Nature is quintessential to the concept of romanticism. Mary Shelley, the author of Frankenstein, during the late romantic period, used nature symbols when writing her novel. One of the major symbols in the novel is children. Children are a romantic symbol, as they display youth and innocence. During the period of romanticism, the natural purity of children stood out amongst the ever growing mechanical and scientific life of adults.
The Divided and Disturbed Duo Articulating the mind is a complex commodity, but over time numerous highly regarded theories have developed about certain aspects of the mind and individual. Abraham Maslow formed his hierarchy of needs, a fundamental basis for the steps of which a person 's necessities and desires flourish and grow―or crash and fall―together as a unit. In order of the foundational essentials to the more intricate forms of these requirements, Maslow’s pyramid starts with the lower-level needs, being the basic physiological dependencies for life, along with safety and security, then moves to the higher-level needs, being the feeling of love and belongingness as well as esteem and confidence.

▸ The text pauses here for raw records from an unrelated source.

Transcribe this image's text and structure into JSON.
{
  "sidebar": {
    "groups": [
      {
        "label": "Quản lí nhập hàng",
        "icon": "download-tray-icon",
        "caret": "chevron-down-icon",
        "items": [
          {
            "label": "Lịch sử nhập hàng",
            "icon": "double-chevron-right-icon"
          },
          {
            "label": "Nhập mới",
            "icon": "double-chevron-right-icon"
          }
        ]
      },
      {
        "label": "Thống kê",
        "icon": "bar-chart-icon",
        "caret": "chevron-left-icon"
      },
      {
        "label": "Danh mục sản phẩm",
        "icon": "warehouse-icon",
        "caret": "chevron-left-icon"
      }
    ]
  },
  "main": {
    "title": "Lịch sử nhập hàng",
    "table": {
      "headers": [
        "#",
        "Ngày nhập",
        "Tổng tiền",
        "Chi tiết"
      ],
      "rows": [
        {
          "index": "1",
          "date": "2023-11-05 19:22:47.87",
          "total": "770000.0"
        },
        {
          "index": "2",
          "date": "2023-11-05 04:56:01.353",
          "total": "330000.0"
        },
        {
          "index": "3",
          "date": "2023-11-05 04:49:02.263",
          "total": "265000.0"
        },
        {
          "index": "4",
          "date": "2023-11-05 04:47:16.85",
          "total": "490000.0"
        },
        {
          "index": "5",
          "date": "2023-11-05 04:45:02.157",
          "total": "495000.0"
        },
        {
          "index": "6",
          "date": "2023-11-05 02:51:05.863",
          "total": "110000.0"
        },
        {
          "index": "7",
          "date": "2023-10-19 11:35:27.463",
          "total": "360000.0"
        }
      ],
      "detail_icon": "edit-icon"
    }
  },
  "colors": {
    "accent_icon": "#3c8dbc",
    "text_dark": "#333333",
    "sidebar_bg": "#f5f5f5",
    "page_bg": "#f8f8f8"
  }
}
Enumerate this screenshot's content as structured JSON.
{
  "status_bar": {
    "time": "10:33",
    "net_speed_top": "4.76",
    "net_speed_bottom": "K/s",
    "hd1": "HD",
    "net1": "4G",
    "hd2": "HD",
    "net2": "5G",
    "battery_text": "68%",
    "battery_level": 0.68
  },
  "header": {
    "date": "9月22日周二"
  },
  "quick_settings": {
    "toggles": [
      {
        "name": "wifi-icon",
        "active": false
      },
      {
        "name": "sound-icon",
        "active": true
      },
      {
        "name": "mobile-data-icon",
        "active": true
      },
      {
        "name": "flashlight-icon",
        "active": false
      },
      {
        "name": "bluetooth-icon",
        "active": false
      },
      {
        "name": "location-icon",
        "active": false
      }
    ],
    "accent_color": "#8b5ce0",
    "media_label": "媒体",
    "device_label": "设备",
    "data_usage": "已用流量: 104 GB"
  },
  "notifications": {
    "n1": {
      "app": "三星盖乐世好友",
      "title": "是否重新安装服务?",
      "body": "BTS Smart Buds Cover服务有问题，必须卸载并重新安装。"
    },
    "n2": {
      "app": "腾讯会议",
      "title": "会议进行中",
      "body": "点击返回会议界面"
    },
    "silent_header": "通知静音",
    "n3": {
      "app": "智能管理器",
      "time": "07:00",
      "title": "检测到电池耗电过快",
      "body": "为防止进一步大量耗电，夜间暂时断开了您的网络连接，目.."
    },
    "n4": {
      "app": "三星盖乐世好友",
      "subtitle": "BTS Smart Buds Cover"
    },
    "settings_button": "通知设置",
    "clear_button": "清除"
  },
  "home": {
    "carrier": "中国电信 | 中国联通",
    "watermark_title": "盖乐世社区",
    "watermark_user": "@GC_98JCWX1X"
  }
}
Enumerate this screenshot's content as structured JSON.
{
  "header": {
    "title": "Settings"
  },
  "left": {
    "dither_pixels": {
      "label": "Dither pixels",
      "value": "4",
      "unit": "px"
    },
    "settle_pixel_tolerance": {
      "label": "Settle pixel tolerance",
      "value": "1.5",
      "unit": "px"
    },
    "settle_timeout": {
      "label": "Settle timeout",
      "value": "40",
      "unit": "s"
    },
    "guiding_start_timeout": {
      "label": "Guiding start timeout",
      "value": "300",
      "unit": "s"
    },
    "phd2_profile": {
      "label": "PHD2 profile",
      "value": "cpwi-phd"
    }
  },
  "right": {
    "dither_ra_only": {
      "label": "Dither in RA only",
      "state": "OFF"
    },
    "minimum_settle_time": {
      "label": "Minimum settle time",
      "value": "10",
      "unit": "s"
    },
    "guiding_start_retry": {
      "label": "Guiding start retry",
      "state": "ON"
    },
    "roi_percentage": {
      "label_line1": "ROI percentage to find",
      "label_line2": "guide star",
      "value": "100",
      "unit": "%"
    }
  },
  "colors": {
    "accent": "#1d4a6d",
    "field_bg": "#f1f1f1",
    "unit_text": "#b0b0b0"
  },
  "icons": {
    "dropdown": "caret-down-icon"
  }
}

When all prior needs are met, and individual is capable of attaining the highest state of mind of a self-actualized being. In Frankenstein,
Light and Dark in Frankenstein Throughout Frankenstein by Mary Shelley, the reader is torn between the forces of good and evil, as well as which characters represent which force. Perhaps the most masterful element of this novel is conveying how an individual can not be judged as wholly good or evil, and how having elements of both traits greatly forms the human experience. By using the motifs of light and dark to represent the positives and negatives of humanity, Mary Shelley is able to effectively convey character traits, depict transitions of good and evil within characters, and employ haunting symbolism and imagery into the novel and transform it into a literary masterpiece. The use of light and dark as imagery in the novel could not be